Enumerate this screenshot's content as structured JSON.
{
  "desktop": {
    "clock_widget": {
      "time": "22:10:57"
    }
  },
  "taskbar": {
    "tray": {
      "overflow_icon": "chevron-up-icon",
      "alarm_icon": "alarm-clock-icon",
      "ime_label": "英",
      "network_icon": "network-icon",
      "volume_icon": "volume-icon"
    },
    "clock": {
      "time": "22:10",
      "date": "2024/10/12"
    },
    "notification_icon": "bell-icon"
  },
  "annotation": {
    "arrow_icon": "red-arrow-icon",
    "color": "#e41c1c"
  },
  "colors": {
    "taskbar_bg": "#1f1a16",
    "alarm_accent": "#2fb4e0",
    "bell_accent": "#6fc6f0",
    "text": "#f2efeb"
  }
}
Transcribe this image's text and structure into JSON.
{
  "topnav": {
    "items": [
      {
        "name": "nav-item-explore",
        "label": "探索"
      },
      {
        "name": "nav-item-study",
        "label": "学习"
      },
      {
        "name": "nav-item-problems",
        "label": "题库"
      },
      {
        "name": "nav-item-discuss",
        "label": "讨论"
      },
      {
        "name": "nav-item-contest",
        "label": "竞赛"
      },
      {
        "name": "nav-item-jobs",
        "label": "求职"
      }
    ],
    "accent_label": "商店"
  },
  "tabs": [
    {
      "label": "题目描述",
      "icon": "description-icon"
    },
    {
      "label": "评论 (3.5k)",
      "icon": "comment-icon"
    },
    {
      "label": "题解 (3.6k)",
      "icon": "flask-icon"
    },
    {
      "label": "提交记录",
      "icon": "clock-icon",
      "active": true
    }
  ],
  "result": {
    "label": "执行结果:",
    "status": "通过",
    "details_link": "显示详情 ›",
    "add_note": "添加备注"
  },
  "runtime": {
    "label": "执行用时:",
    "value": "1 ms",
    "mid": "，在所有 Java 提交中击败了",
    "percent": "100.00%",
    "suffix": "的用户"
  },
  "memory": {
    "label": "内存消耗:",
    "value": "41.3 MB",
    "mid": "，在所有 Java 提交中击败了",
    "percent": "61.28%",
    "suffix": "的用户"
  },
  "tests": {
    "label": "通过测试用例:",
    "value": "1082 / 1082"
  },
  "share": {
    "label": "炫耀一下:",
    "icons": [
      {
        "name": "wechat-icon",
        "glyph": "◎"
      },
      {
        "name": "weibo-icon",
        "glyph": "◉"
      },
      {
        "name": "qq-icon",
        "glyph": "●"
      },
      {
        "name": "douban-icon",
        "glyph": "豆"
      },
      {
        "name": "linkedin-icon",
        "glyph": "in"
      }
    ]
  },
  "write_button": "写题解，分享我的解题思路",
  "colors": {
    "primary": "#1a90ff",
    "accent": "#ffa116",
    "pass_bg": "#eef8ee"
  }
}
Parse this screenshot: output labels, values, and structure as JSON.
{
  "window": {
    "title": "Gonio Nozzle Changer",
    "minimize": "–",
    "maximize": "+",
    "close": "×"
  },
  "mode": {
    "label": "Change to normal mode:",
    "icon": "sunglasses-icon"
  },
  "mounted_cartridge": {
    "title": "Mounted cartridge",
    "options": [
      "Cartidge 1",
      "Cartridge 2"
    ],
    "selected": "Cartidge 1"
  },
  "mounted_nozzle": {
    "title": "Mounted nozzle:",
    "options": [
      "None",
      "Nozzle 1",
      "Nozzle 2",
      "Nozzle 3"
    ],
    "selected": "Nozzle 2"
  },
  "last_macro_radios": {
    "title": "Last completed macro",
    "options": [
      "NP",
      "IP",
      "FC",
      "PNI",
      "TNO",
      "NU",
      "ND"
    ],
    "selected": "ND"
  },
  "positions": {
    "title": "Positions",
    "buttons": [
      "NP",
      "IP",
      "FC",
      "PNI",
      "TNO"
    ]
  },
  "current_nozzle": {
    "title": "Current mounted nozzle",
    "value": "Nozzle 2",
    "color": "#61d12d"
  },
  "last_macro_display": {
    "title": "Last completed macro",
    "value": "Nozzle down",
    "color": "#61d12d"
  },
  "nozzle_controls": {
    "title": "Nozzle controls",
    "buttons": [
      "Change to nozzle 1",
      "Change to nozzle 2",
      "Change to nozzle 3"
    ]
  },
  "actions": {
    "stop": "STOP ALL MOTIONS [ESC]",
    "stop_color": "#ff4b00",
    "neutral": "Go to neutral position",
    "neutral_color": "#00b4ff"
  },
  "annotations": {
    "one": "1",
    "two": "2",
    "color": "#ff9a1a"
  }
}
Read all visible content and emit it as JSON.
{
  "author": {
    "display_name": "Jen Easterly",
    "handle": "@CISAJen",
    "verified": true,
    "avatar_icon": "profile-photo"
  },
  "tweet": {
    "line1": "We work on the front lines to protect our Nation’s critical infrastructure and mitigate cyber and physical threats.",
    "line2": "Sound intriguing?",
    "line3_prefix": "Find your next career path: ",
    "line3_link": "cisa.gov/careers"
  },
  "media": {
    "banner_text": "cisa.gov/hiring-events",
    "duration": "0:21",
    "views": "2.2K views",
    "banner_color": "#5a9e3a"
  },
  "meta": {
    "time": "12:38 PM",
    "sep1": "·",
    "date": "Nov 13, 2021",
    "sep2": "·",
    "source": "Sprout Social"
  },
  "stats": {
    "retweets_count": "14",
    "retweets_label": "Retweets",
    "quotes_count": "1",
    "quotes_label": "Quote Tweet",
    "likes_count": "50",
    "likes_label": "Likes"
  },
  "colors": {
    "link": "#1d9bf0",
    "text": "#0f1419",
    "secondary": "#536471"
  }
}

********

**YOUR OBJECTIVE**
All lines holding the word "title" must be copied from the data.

**RESPONSE AREA**
    "title": "Gonio Nozzle Changer",
    "title": "Mounted cartridge",
    "title": "Mounted nozzle:",
    "title": "Last completed macro",
    "title": "Positions",
    "title": "Current mounted nozzle",
    "title": "Last completed macro",
    "title": "Nozzle controls",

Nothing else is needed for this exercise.